Placebo response without placebos

Often, I hear that the placebo response is an artifact, merely a control for the "real" treatment. Today, I'd like to blog about a paper that suggests that every treatment is partially placebo. The paper is Benedetti et al 2003, and is probably one of the most interesting papers I have read.

Essentially, the study looked at whether or not the awareness of treatment had any impact on the response to real drugs. To do this, they used (mostly) post-operative patients and looked at pain & anxiety.

Each treatment was given in two conditions: open and hidden. In the open condition, patients were given a drug by a doctor who told them what they were getting.
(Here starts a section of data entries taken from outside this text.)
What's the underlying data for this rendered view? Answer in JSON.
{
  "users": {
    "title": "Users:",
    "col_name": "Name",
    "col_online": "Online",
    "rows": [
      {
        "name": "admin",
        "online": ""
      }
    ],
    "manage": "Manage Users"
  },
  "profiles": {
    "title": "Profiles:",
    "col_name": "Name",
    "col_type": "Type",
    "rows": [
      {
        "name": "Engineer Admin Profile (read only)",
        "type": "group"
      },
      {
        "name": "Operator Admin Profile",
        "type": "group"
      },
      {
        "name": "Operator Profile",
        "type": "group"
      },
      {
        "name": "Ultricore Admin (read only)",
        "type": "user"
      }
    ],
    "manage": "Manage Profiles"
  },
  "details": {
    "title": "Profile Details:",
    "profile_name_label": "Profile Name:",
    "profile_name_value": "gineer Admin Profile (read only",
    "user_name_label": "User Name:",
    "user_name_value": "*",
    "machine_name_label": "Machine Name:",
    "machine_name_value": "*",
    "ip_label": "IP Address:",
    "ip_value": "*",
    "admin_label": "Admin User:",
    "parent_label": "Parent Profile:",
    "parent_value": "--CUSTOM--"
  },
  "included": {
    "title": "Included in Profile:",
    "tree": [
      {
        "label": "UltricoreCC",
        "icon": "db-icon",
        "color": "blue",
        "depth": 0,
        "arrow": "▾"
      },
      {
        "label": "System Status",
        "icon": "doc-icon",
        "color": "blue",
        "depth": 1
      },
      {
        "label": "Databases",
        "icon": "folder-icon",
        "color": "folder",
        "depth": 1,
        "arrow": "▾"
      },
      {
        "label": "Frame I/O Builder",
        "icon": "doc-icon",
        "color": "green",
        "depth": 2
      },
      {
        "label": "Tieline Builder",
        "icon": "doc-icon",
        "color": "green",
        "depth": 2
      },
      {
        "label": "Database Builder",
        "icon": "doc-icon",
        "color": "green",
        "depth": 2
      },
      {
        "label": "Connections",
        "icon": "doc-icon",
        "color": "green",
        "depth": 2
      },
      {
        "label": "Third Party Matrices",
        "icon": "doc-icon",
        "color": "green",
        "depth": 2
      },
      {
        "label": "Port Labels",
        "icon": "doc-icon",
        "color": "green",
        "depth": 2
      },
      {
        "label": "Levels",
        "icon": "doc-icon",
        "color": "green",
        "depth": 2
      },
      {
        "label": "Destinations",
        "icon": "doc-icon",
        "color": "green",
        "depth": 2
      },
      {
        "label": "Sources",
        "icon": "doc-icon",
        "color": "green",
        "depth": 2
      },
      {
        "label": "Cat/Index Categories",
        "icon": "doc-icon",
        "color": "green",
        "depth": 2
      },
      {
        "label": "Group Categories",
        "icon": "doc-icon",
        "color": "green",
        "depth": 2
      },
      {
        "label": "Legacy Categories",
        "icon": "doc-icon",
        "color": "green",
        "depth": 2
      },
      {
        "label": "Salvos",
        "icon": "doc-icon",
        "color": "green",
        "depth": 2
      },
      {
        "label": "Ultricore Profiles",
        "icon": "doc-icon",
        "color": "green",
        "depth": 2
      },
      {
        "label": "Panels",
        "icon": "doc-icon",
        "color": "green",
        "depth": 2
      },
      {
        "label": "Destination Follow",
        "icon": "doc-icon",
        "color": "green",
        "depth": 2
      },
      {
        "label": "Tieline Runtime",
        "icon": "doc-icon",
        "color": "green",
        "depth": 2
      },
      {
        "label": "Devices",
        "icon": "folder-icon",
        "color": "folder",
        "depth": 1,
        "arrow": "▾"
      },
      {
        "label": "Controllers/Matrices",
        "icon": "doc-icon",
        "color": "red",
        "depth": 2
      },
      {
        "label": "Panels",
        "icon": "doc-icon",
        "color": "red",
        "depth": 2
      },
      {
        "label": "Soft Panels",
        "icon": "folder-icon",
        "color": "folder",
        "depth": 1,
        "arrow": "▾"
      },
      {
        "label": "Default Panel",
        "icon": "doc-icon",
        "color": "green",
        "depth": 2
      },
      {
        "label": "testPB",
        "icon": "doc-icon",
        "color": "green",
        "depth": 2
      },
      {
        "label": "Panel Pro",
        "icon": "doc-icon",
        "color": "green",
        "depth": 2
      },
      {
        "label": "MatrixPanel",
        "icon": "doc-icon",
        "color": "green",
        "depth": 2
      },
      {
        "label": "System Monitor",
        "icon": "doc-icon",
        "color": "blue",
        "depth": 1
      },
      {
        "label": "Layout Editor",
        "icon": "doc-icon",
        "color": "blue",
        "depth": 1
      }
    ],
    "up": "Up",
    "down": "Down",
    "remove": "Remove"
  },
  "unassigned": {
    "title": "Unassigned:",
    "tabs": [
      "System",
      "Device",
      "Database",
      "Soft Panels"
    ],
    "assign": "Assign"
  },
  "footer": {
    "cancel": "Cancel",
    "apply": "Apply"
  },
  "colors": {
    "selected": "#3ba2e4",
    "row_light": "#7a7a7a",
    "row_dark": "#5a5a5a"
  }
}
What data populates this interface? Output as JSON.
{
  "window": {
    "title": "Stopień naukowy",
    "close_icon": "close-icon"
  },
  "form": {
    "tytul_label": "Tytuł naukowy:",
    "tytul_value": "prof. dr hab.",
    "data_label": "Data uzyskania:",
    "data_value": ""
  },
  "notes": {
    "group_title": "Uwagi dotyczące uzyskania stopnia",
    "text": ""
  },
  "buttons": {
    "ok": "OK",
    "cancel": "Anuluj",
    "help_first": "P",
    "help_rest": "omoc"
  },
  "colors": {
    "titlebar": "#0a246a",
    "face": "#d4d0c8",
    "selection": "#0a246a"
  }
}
In the hidden condition, the drug was given without the knowledge of the patients.

The study also looked at open and hidden interruptions in treatment, and the results were essentially the same (i.e. pain/anxiety levels were higher after the open interruptions). 

The results were clear for pain and anxiety. Open infusions were much more effective than hidden ones, with pain decreasing much more in the open condition than in the hidden one.  The drug given for anxiety was diazepam (Valium) and this drug was COMPLETELY ineffective in reducing anxiety in the hidden condition. One could take these results to mean that Valium is a placebo, and only works because people believe it will. Is it the cultural lore thats developed around Valium be the only reason its effective? Shocking stuff, and food for thought the next time someone argues that placebos are "just" controls or have "no clinical significance".

Now, its worth being aware of a few caveats to this study. Firstly, the open condition was actually measuring the difference between the presence of a doctor and the awareness of a treatment. This could be gotten around by using a prerecorded voice telling participants that they were about to get medication.  Unfortunately, no one appears to have done this study yet, but its an interesting question nonetheless.

Benedetti, F., Maggi, G., Lopiano, L., Lanotte, M., Rainero, I., Vighetti, S., & Pollo, A. (2003). Open versus hidden medical treatments: The patient's knowledge about a therapy affects the therapy outcome. Prevention & Treatment, 6 (1) DOI: 10.1037/1522-3736.6.0001a